Avoid the Emergency Room this Summer
As summer approaches, children spend more and more time outdoors — swimming, biking, running, skateboarding and playing all kinds of games. Unfortunately, having fun outside can result in injuries that require immediate medical treatment. Local emergency officials agree that many of these injuries can be avoided if parents use common sense and increase their safety awareness during the summer months.
Danger on Wheels
Wheels pose the biggest threat to children during the summer months, indirectly or directly causing the majority of all emergency room visits. These wheels can be on skateboards, bikes, scooters and even cars. Wearing helmets and padding, using seatbelts and children’s safety seats and practicing common sense can reduce or eliminate many wheel-related injuries.
“Anything with wheels can be extremely dangerous in the summer and result in numerous accidents,” says Debbi Hillman, education specialist at WakeMed in Raleigh. “Children and parents need to know that head-related injuries do not heal up like a broken arm or leg.”
The statistics actually can be staggering: In 2001, more than 278,800 children ages 5 to 14 were treated in hospital emergency rooms for bicycle-related injuries, according to the National Safe Kids Organization. During the same year, 85,800 unpowered scooter-related injuries, 56,300 skateboard injuries, 42,800 inline skating accidents and 28,600 all-terrain vehicle injuries also were treated in emergency rooms.
Hillman shares her safety messages with elementary school students across Wake County. Her program focuses on eight risk areas, with bike safety topping the list. In addition to wearing a helmet that fits properly, she stresses the need to ride with traffic, learn traffic hand signals and obey the rules of the road.
Wearing a helmet is the number one summer safety precaution stressed by Dr. Jim Larson, clinical medical director of the emergency medical department at UNC Hospitals in Chapel Hill. According to reports, bicycle helmets have been shown to reduce the risk of head injury by as much as 85 percent and the risk of brain injury by as much as 88 percent.
In North Carolina, bike riders under age 16 are required to wear helmets. Locally, the cities of Cary, Carrboro and Chapel Hill have adopted the same law. “A helmet that actually works and is fitted properly can greatly reduce the number of visits to an emergency room in the summer,” Larson says. A helmet should sit on top of the child’s head in a level position, and it should not rock forward and back or side to side. The helmet straps must always be buckled but not too tightly. Ensure proper bike fit by bringing the child along when shopping for a bike.
Wearing car seatbelts and using properly installed child safety seats also reduce the risk of wheel-related injuries. Larson encourages parents to pull on the safety seat to make sure it is secure after it is buckled into the car. According to state law, children under the age of 5 and weighing less than 40 pounds must be properly secured in a child car seat.
Accidents around or in the water are the second leading cause of summer emergency room visits, according to local medical experts.

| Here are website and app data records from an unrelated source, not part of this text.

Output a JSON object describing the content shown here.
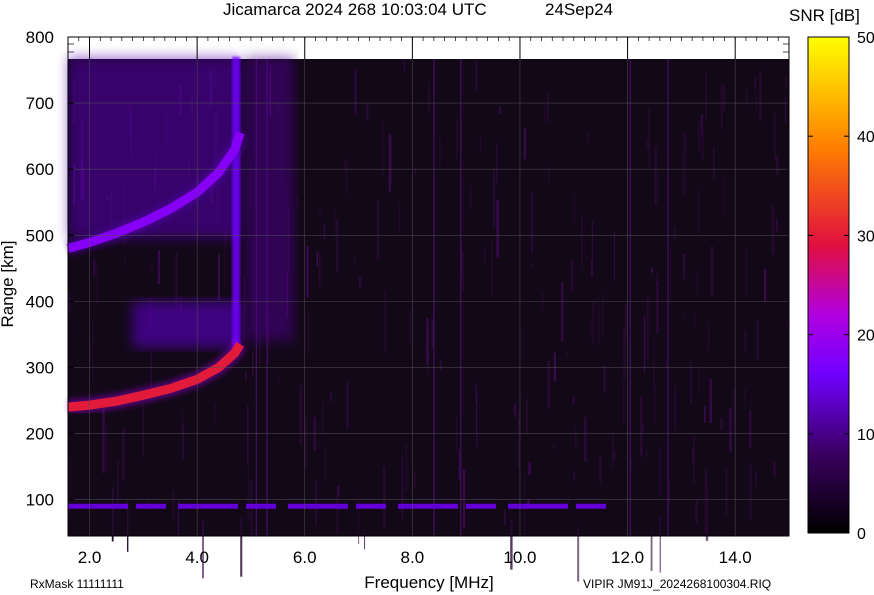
{
  "header": {
    "title": "Jicamarca 2024 268 10:03:04 UTC",
    "date": "24Sep24"
  },
  "footer": {
    "rxmask": "RxMask 11111111",
    "filename": "VIPIR  JM91J_2024268100304.RIQ"
  },
  "colorbar": {
    "label": "SNR [dB]",
    "ticks": [
      0,
      10,
      20,
      30,
      40,
      50
    ]
  },
  "chart_data": {
    "type": "heatmap",
    "title": "Jicamarca 2024 268 10:03:04 UTC",
    "xlabel": "Frequency [MHz]",
    "ylabel": "Range [km]",
    "xlim": [
      1.6,
      15.0
    ],
    "ylim": [
      45,
      800
    ],
    "x_ticks": [
      "2.0",
      "4.0",
      "6.0",
      "8.0",
      "10.0",
      "12.0",
      "14.0"
    ],
    "y_ticks": [
      100,
      200,
      300,
      400,
      500,
      600,
      700,
      800
    ],
    "color_scale": {
      "label": "SNR [dB]",
      "min": 0,
      "max": 50,
      "colors": [
        "#000000",
        "#3a0060",
        "#7000ff",
        "#b000e0",
        "#e01040",
        "#ff8000",
        "#ffff00"
      ]
    },
    "grid": true,
    "series": [
      {
        "name": "F-layer O trace",
        "points": [
          [
            1.6,
            240
          ],
          [
            2.0,
            243
          ],
          [
            2.5,
            249
          ],
          [
            3.0,
            258
          ],
          [
            3.5,
            268
          ],
          [
            4.0,
            282
          ],
          [
            4.4,
            300
          ],
          [
            4.7,
            322
          ],
          [
            4.8,
            335
          ]
        ],
        "snr_db": 30
      },
      {
        "name": "F-layer multiple echo",
        "points": [
          [
            1.6,
            480
          ],
          [
            2.0,
            489
          ],
          [
            2.5,
            503
          ],
          [
            3.0,
            520
          ],
          [
            3.5,
            540
          ],
          [
            4.0,
            565
          ],
          [
            4.4,
            595
          ],
          [
            4.7,
            630
          ],
          [
            4.8,
            655
          ]
        ],
        "snr_db": 18
      },
      {
        "name": "E-region echo",
        "points": [
          [
            1.6,
            90
          ],
          [
            11.6,
            90
          ]
        ],
        "snr_db": 14
      }
    ],
    "regions": [
      {
        "name": "spread echo 1",
        "x": [
          2.8,
          4.8
        ],
        "y": [
          330,
          400
        ],
        "snr_db": 14
      },
      {
        "name": "spread echo 2",
        "x": [
          1.6,
          4.8
        ],
        "y": [
          495,
          770
        ],
        "snr_db": 12
      },
      {
        "name": "spread echo 3",
        "x": [
          4.9,
          5.8
        ],
        "y": [
          340,
          770
        ],
        "snr_db": 10
      }
    ]
  }
}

“Frequently children are not being closely watched, and they slip out of the house and go the pool or lake,” says Jodie Turner, clinical manager of a pediatric floor at Rex Hospital in Raleigh. “This often can result in drowning or serious accidents in the water.”
Water sports such as skiing, diving and swimming also can lead to accidents if proper care is not taken. In 2001, nearly 4,700 children ages 14 and under were treated in hospital emergency rooms for unintentional drowning-related incidents, according to the National Safe Kids Organization. The importance of wearing a personal flotation device (PFD) while boating is stressed in the programs taught by WakeMed’s Hillman. It is estimated that 85 percent of boating-related drownings could have been prevented if the victim had been wearing a flotation device. Just having the device in the boat is not the same as actually wearing it, Hillman stresses.
“A PFD that fits properly also is extremely important,” she says. “The size of the PFD is determined by the body weight of the individual. If the flotation device is not large enough, it will not keep the person afloat.” Other safety tips focus on not diving into shallow water, not running at the pool and not jumping into a lake without first testing the safety of the water.
Burns, Bumps and Bruises
Other emergency room visits during the summer often are related to the heat. Severe sunburn and other overexposure to the elements are treated. Lacerations, bumps and bruises also are seen in emergency rooms more frequently in the summer. “Spring fever gets everyone outside and triggers more accidents,” says Turner of Rex Hospital. “A whole new list of safety rules needs to be applied during the summer.”